Task item: Leave out the pictures and retype everything else in the records below exactly.

Given information:
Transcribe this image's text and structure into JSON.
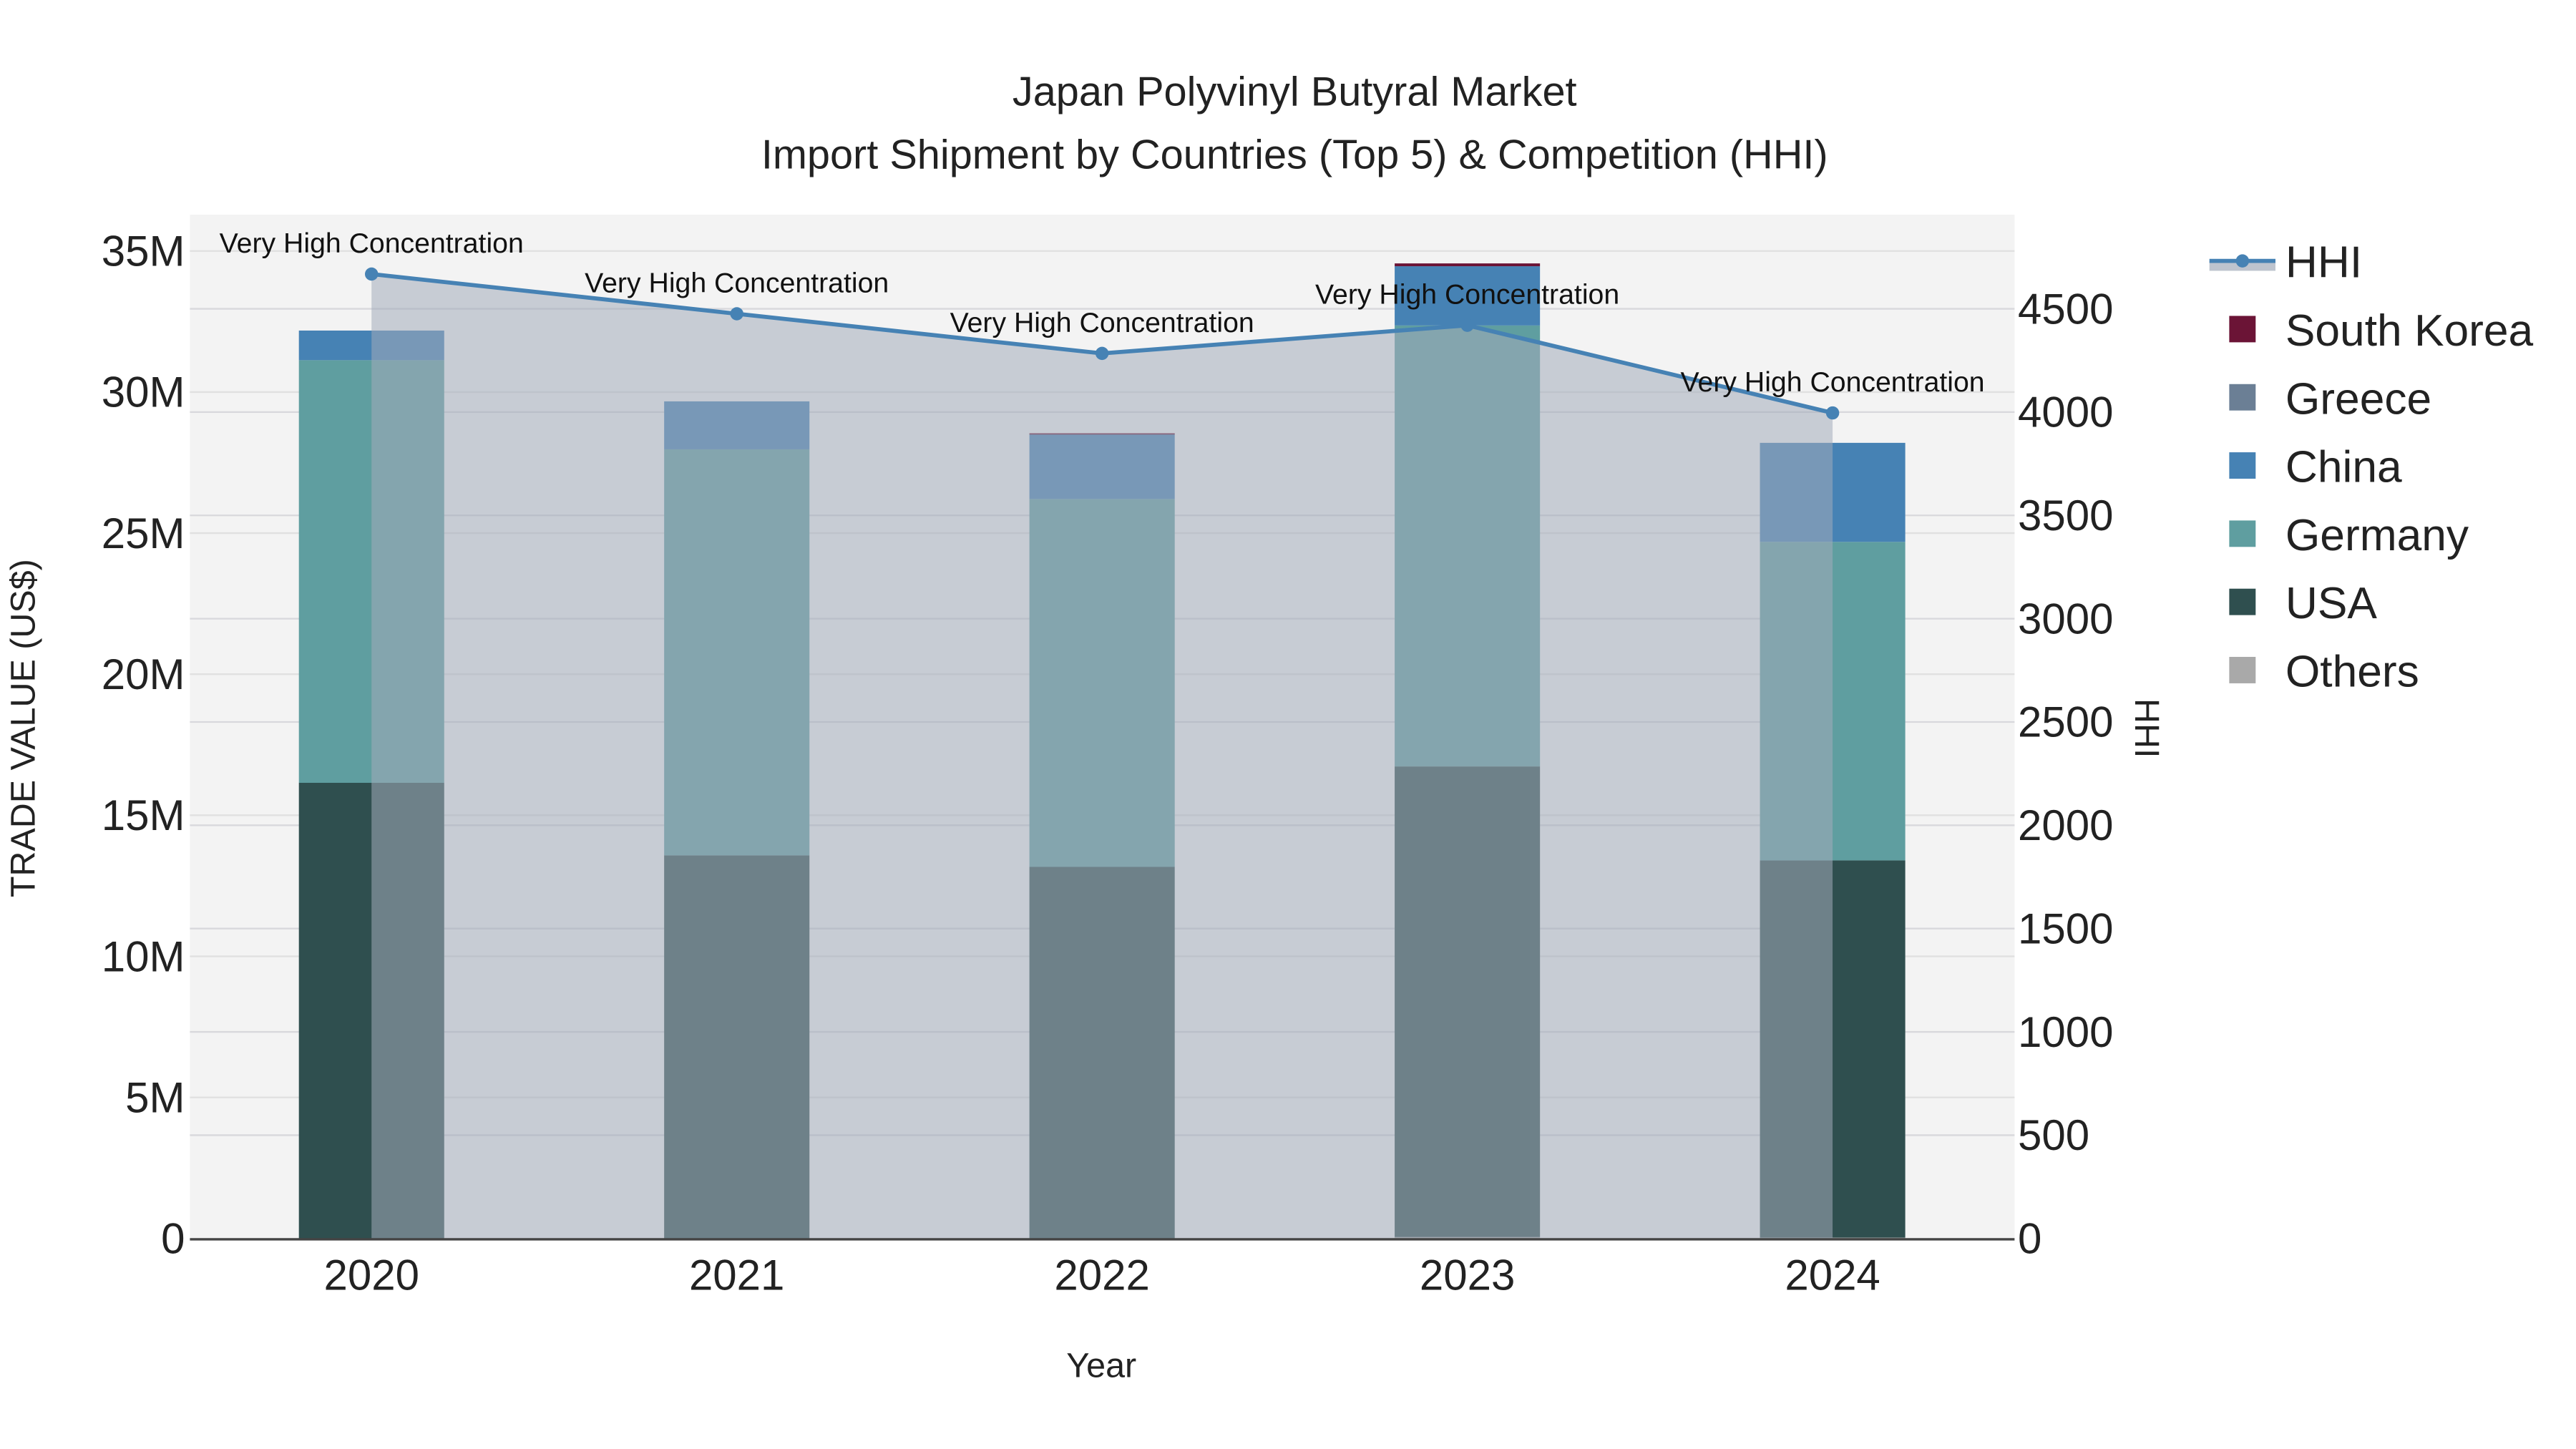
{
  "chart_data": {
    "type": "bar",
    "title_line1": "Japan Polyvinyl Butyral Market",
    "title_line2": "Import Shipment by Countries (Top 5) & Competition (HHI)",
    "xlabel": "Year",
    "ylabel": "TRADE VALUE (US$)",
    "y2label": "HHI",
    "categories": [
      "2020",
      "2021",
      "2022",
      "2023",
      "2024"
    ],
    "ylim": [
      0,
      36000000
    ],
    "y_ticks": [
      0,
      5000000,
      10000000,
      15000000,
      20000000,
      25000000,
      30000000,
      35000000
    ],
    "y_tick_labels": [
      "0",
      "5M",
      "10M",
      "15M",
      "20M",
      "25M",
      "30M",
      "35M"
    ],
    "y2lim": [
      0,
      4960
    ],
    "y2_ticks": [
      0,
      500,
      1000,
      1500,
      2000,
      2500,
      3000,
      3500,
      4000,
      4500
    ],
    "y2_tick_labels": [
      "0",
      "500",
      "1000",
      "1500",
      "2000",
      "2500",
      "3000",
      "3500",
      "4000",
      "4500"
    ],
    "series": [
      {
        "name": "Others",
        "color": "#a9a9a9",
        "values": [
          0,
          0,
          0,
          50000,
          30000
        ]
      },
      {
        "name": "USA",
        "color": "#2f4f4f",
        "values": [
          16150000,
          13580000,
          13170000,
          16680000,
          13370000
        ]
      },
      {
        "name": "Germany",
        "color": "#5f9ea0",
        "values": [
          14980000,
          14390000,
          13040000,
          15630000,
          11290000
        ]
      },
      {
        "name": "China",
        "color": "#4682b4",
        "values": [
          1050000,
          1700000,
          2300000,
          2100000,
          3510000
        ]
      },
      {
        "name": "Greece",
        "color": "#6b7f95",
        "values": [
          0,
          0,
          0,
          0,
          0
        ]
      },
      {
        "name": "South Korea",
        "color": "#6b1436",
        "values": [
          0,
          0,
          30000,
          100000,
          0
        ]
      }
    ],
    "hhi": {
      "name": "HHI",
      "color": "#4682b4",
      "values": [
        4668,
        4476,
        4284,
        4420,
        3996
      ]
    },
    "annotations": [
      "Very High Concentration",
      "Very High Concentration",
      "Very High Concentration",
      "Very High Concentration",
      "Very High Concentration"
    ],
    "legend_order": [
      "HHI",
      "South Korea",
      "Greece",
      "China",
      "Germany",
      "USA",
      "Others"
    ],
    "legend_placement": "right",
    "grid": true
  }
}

Solved exercise:
Transcribe this image's text and structure into JSON.
{
  "chart_data": {
    "type": "bar",
    "title_line1": "Japan Polyvinyl Butyral Market",
    "title_line2": "Import Shipment by Countries (Top 5) & Competition (HHI)",
    "xlabel": "Year",
    "ylabel": "TRADE VALUE (US$)",
    "y2label": "HHI",
    "categories": [
      "2020",
      "2021",
      "2022",
      "2023",
      "2024"
    ],
    "ylim": [
      0,
      36000000
    ],
    "y_ticks": [
      0,
      5000000,
      10000000,
      15000000,
      20000000,
      25000000,
      30000000,
      35000000
    ],
    "y_tick_labels": [
      "0",
      "5M",
      "10M",
      "15M",
      "20M",
      "25M",
      "30M",
      "35M"
    ],
    "y2lim": [
      0,
      4960
    ],
    "y2_ticks": [
      0,
      500,
      1000,
      1500,
      2000,
      2500,
      3000,
      3500,
      4000,
      4500
    ],
    "y2_tick_labels": [
      "0",
      "500",
      "1000",
      "1500",
      "2000",
      "2500",
      "3000",
      "3500",
      "4000",
      "4500"
    ],
    "series": [
      {
        "name": "Others",
        "color": "#a9a9a9",
        "values": [
          0,
          0,
          0,
          50000,
          30000
        ]
      },
      {
        "name": "USA",
        "color": "#2f4f4f",
        "values": [
          16150000,
          13580000,
          13170000,
          16680000,
          13370000
        ]
      },
      {
        "name": "Germany",
        "color": "#5f9ea0",
        "values": [
          14980000,
          14390000,
          13040000,
          15630000,
          11290000
        ]
      },
      {
        "name": "China",
        "color": "#4682b4",
        "values": [
          1050000,
          1700000,
          2300000,
          2100000,
          3510000
        ]
      },
      {
        "name": "Greece",
        "color": "#6b7f95",
        "values": [
          0,
          0,
          0,
          0,
          0
        ]
      },
      {
        "name": "South Korea",
        "color": "#6b1436",
        "values": [
          0,
          0,
          30000,
          100000,
          0
        ]
      }
    ],
    "hhi": {
      "name": "HHI",
      "color": "#4682b4",
      "values": [
        4668,
        4476,
        4284,
        4420,
        3996
      ]
    },
    "annotations": [
      "Very High Concentration",
      "Very High Concentration",
      "Very High Concentration",
      "Very High Concentration",
      "Very High Concentration"
    ],
    "legend_order": [
      "HHI",
      "South Korea",
      "Greece",
      "China",
      "Germany",
      "USA",
      "Others"
    ],
    "legend_placement": "right",
    "grid": true
  }
}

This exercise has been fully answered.